In the aftermath of the FTX crash, the crypto market experienced significant shifts, with developments like the Ripple v.s. SEC lawsuits and BlackRock’s Bitcoin bonds injecting energy and optimism into the community. Despite the distance from that troubling period in 2022, the panel discussion on FTX, regulations, and self-regulation remains insightful.
Led by Sebastian Becciu from Sygnum Bank, the panel includes experts like Robert Le from Pitchbook, Kevin Murcko of Coinmetro, James Ryan from GammaX, and Michael Jackson from Fabric Ventures. As the crypto industry rebuilds trust and aligns with regulations worldwide, it paves the way for institutional players to enter the space.
Could the FTX Collapse Have Been Prevented With More Regulations?
The FTX collapse sparked a debate on the role of regulations in preventing such incidents. Michael attributes the FTX bubble to FOMO and the abundance of free cash during the Covid-19 pandemic.
On the other hand, Robert emphasizes the cyclical nature of financial markets and argues that the lack of regulations allowed FTX’s founder to present the exchange as legitimate while evading legal oversight.
While Michael and Kevin believe that regulations may have lessened the damage, they acknowledged that bad actors will persist in any industry, making complete prevention challenging. Michael points out that the crash might have been caused more by internal governance and management issues within the company rather than a regulatory failure. He thinks that maybe with proper regulations, the damage of the FTX crash would have been lessened, but it wouldn’t have been stopped.
“Regulations move slower than innovation, everybody knows that saying, right? At the same time, if you’ve ever run a business, you’ll know that criminals outpace whatever you do to stop them. At the end of the day, you can try, you can lessen, but you’re not going to stop it.”
– Kevin Murcko, Founder & CEO of Coinmetro
What Are the Impact of Regulations?
James thinks that it’s inevitable that companies are going off-shore. If customers are demanding less friction, companies will move to countries where they can set up an exchange with less friction, which is basically going off-shore.
Robert responds to this by saying that in the U.S. a lot of the federal regulators are taking steps to cut off crypto from the banking system, and he believes this is going to push crypto companies off-shore.
Kevin agrees with them, stating that the current cycle of regulation hasn’t worked to prevent fraud and has failed to establish a better ecosystem. Apart from pushing companies off-shore, there might also be potential regulatory risks that come along. He states that regulations often leave the biggest companies in the world to do whatever they want while smaller entities have to follow rules, making them less competitive.

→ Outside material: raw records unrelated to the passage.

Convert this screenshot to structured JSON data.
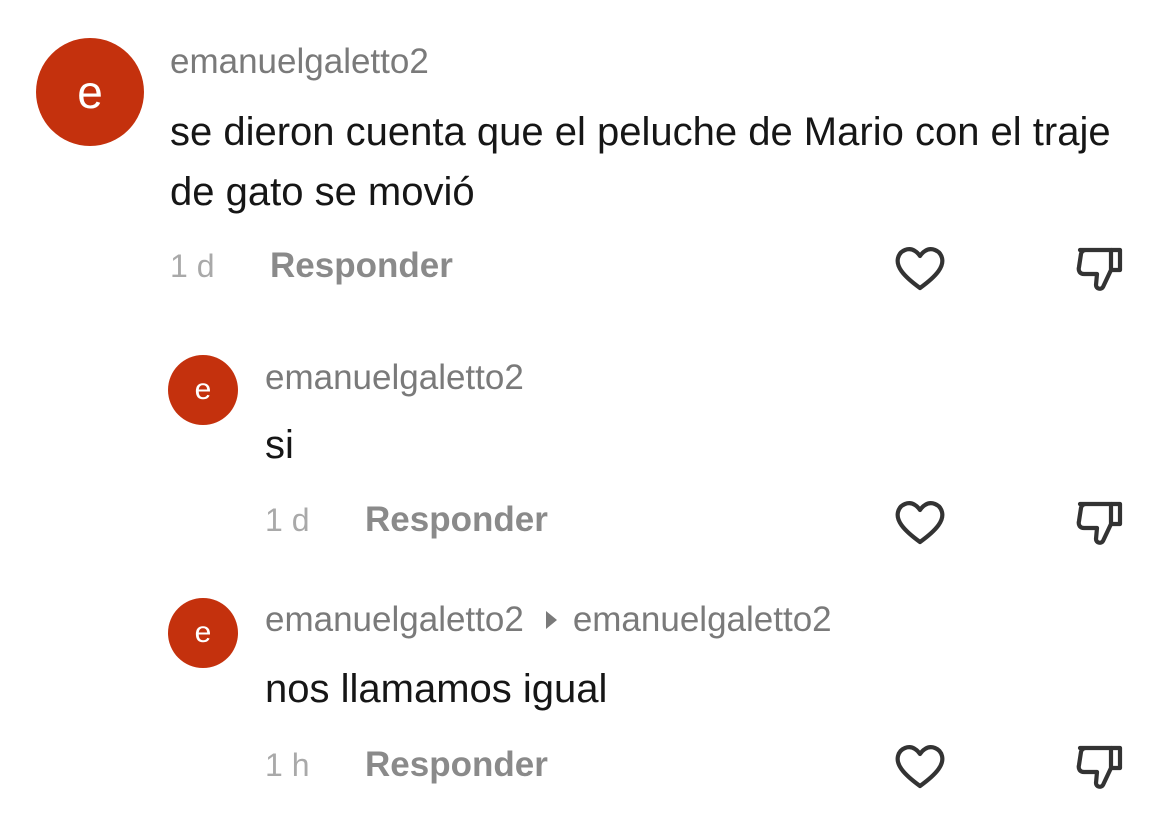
{
  "comments": [
    {
      "avatar_letter": "e",
      "username": "emanuelgaletto2",
      "text": "se dieron cuenta que el peluche de Mario con el traje de gato se movió",
      "time": "1 d",
      "reply_label": "Responder"
    },
    {
      "avatar_letter": "e",
      "username": "emanuelgaletto2",
      "text": "si",
      "time": "1 d",
      "reply_label": "Responder"
    },
    {
      "avatar_letter": "e",
      "username": "emanuelgaletto2",
      "reply_to": "emanuelgaletto2",
      "text": "nos llamamos igual",
      "time": "1 h",
      "reply_label": "Responder"
    }
  ],
  "icons": {
    "like": "heart-outline-icon",
    "dislike": "thumbs-down-outline-icon",
    "reply_indicator": "right-caret-icon"
  },
  "colors": {
    "avatar": "#c4310d",
    "username": "#7a7a7a",
    "text": "#161616",
    "time": "#a9a9a9",
    "reply": "#8a8a8a"
  }
}
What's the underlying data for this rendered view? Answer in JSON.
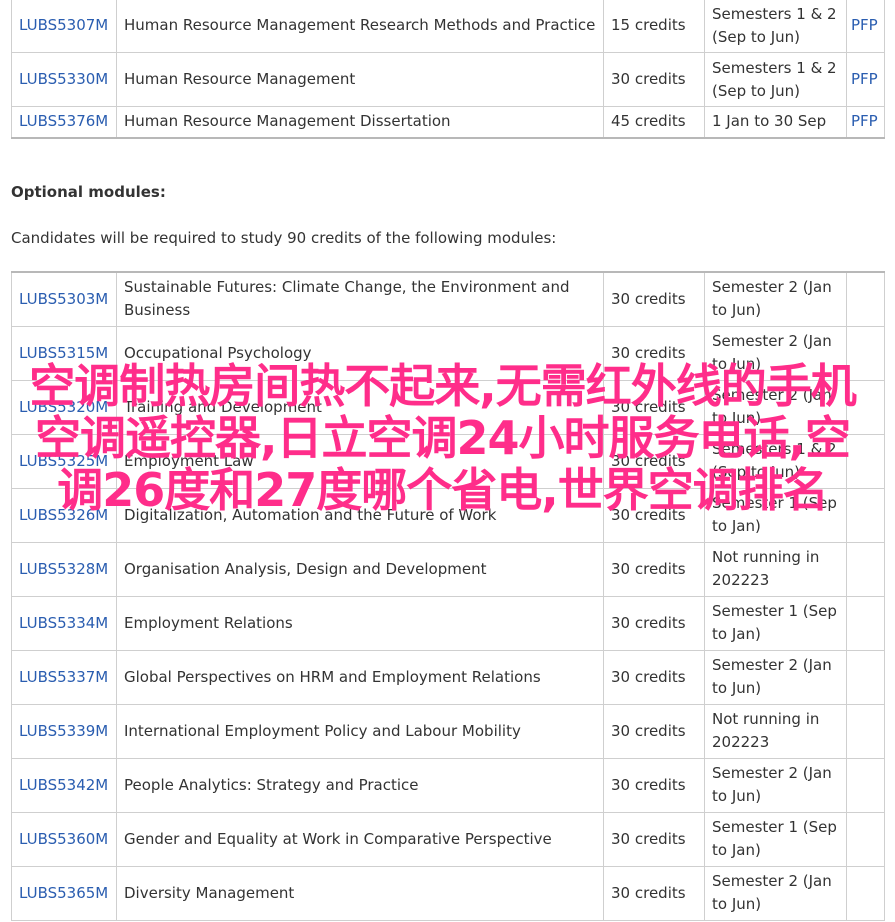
{
  "compulsory_modules": [
    {
      "code": "LUBS5307M",
      "title": "Human Resource Management Research Methods and Practice",
      "credits": "15 credits",
      "period": "Semesters 1 & 2 (Sep to Jun)",
      "spec": "PFP"
    },
    {
      "code": "LUBS5330M",
      "title": "Human Resource Management",
      "credits": "30 credits",
      "period": "Semesters 1 & 2 (Sep to Jun)",
      "spec": "PFP"
    },
    {
      "code": "LUBS5376M",
      "title": "Human Resource Management Dissertation",
      "credits": "45 credits",
      "period": "1 Jan to 30 Sep",
      "spec": "PFP"
    }
  ],
  "optional": {
    "heading": "Optional modules:",
    "intro": "Candidates will be required to study 90 credits of the following modules:"
  },
  "optional_modules": [
    {
      "code": "LUBS5303M",
      "title": "Sustainable Futures: Climate Change, the Environment and Business",
      "credits": "30 credits",
      "period": "Semester 2 (Jan to Jun)"
    },
    {
      "code": "LUBS5315M",
      "title": "Occupational Psychology",
      "credits": "30 credits",
      "period": "Semester 2 (Jan to Jun)"
    },
    {
      "code": "LUBS5320M",
      "title": "Training and Development",
      "credits": "30 credits",
      "period": "Semester 2 (Jan to Jun)"
    },
    {
      "code": "LUBS5325M",
      "title": "Employment Law",
      "credits": "30 credits",
      "period": "Semesters 1 & 2 (Sep to Jun)"
    },
    {
      "code": "LUBS5326M",
      "title": "Digitalization, Automation and the Future of Work",
      "credits": "30 credits",
      "period": "Semester 1 (Sep to Jan)"
    },
    {
      "code": "LUBS5328M",
      "title": "Organisation Analysis, Design and Development",
      "credits": "30 credits",
      "period": "Not running in 202223"
    },
    {
      "code": "LUBS5334M",
      "title": "Employment Relations",
      "credits": "30 credits",
      "period": "Semester 1 (Sep to Jan)"
    },
    {
      "code": "LUBS5337M",
      "title": "Global Perspectives on HRM and Employment Relations",
      "credits": "30 credits",
      "period": "Semester 2 (Jan to Jun)"
    },
    {
      "code": "LUBS5339M",
      "title": "International Employment Policy and Labour Mobility",
      "credits": "30 credits",
      "period": "Not running in 202223"
    },
    {
      "code": "LUBS5342M",
      "title": "People Analytics: Strategy and Practice",
      "credits": "30 credits",
      "period": "Semester 2 (Jan to Jun)"
    },
    {
      "code": "LUBS5360M",
      "title": "Gender and Equality at Work in Comparative Perspective",
      "credits": "30 credits",
      "period": "Semester 1 (Sep to Jan)"
    },
    {
      "code": "LUBS5365M",
      "title": "Diversity Management",
      "credits": "30 credits",
      "period": "Semester 2 (Jan to Jun)"
    }
  ],
  "overlay_text": "空调制热房间热不起来,无需红外线的手机空调遥控器,日立空调24小时服务电话,空调26度和27度哪个省电,世界空调排名",
  "colors": {
    "link": "#2a5db0",
    "text": "#333333",
    "border": "#cfcfcf",
    "overlay": "#ff2d8a"
  }
}
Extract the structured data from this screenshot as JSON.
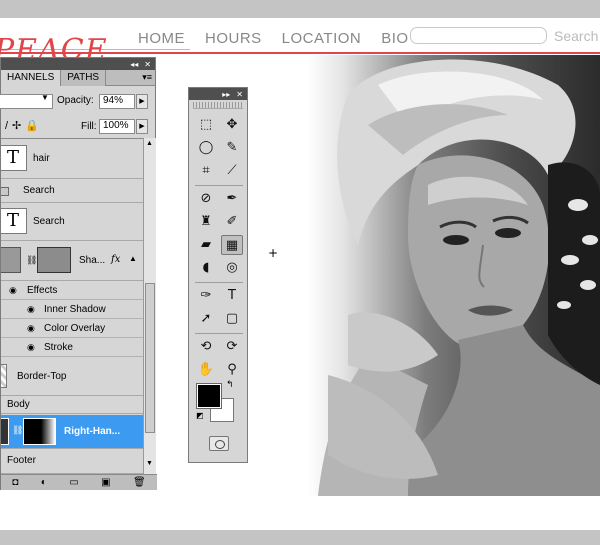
{
  "website": {
    "brand": "PEACE",
    "nav": [
      "HOME",
      "HOURS",
      "LOCATION",
      "BIO"
    ],
    "search_placeholder": "Search"
  },
  "layers_panel": {
    "tabs": [
      "HANNELS",
      "PATHS"
    ],
    "opacity_label": "Opacity:",
    "opacity_value": "94%",
    "fill_label": "Fill:",
    "fill_value": "100%",
    "layers": {
      "hair": "hair",
      "search_group": "Search",
      "search_text": "Search",
      "shape": "Sha...",
      "fx": "fx",
      "effects": "Effects",
      "inner_shadow": "Inner Shadow",
      "color_overlay": "Color Overlay",
      "stroke": "Stroke",
      "border_top": "Border-Top",
      "body": "Body",
      "selected": "Right-Han...",
      "footer": "Footer"
    }
  },
  "tools_panel": {
    "foreground": "#000000",
    "background": "#ffffff"
  }
}
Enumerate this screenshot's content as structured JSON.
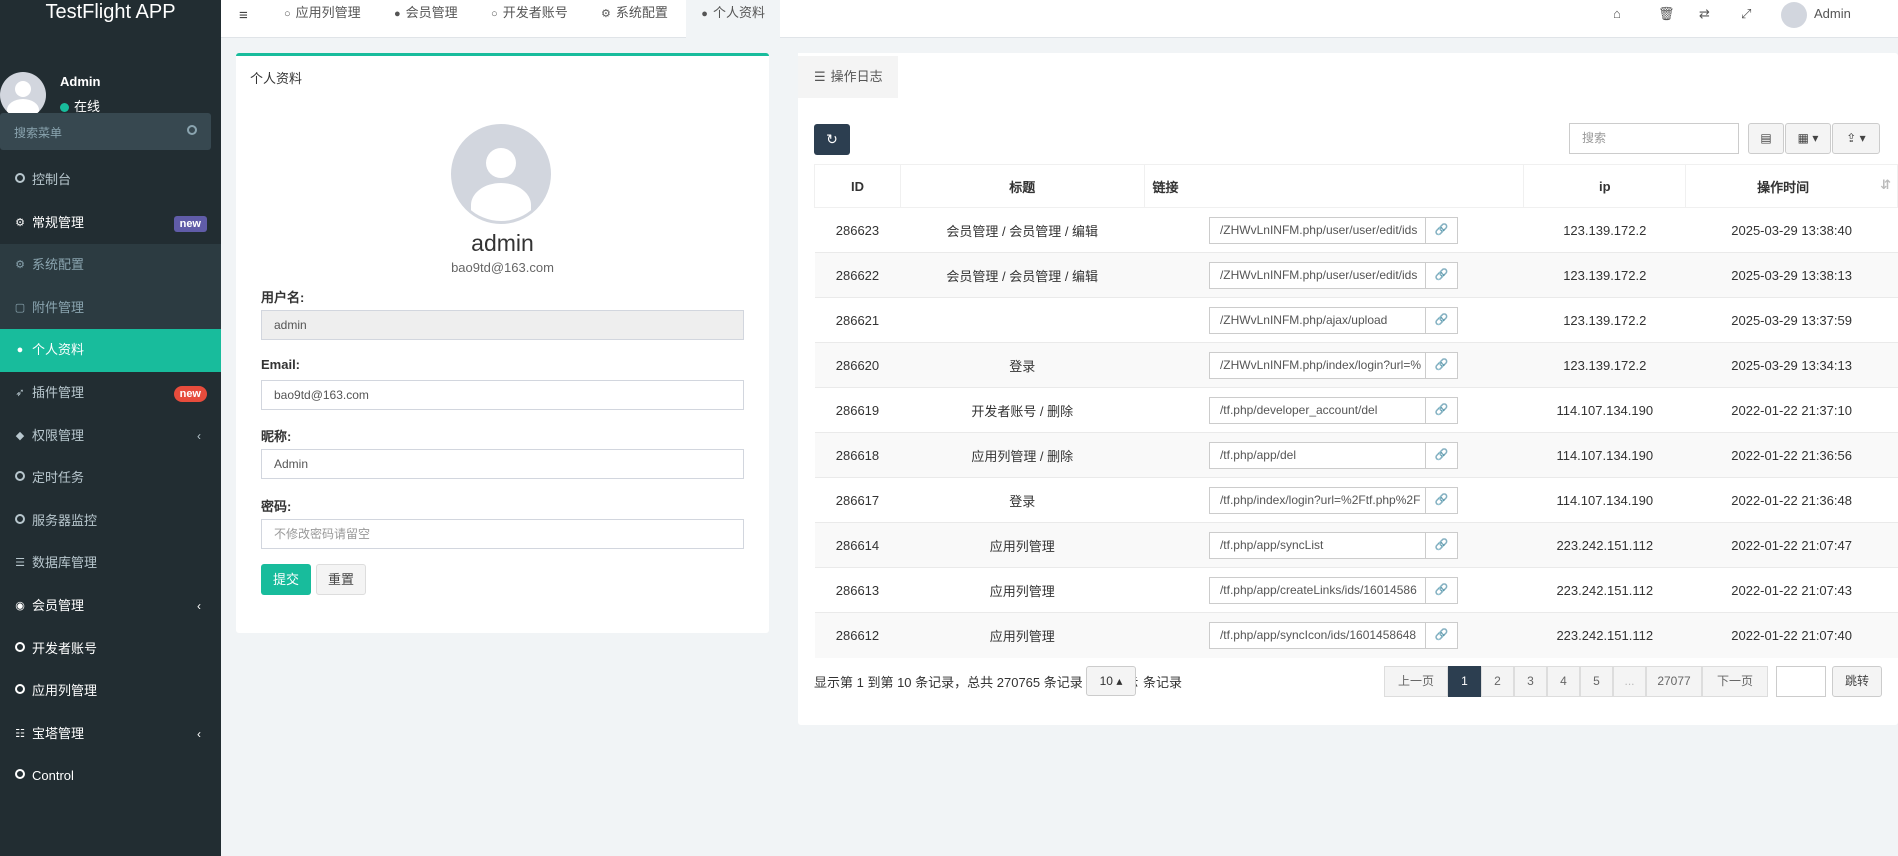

Michael complements this conversation by looking at the finance and VC perspective. He thinks nowadays VCs won’t permit their money to be invested in companies that are in shady jurisdictions, but only in reputable companies that don’t focus merely on arbitrage. He believes that this, rather than regulations, will be what brings companies on-shore.
More EBC insights on crypto regulations:
- Regulations Unmasked: Decoding Banks and Laws in the Crypto Realm
- The Future of Crypto Market-making: What’s the Role of Regulations and AI?
- The Potential of Stablecoins and the Impact of MiCA Regulation
- Navigating Uncertainty: MiCA and the Challenges of Regulating Crypto
What Are Your Take on Self-regulation?
Robert foresees a combination of regulations and self-regulatory organizations (SROs) in the industry while Michael also thinks that the regulations will be framework regulations.
On the other hand, Kevin emphasizes the importance of self-regulation. He thinks a self-regulating system is like having a person in your neighborhood that is always complaining about everything, but after the complaint, the annoying things just stop happening, benefiting the whole community.
Similarly, he points out that it was Twitter that first disclosed the scandal of FTX. Kevin thinks that what differentiates SROs from regulators is that SROs are formed by insiders, which can also be corrupt, for sure, but they can be more powerful as well.
How Do We Get Rid of Bad Actors in the Industry?
Michael states that enforcement needs to be stronger against scammers in crypto, who often hide their identity. Self-sovereign identity systems are being developed to link real-world identities to online activities and prevent scamming by illuminating the shadows. Meanwhile, the development of insurance policies in DeFi may also improve the problem.
Kevin argues that bad actors exist in all industries, there will always be people that outsmart the system, and it’s impossible for us to ever get rid of them. In crypto, scammers exist, but they represent a small percentage of transaction volume. The problem is the media focuses on sensational numbers without comparing them to other industries. The solution is to establish norms and standards as the industry grows.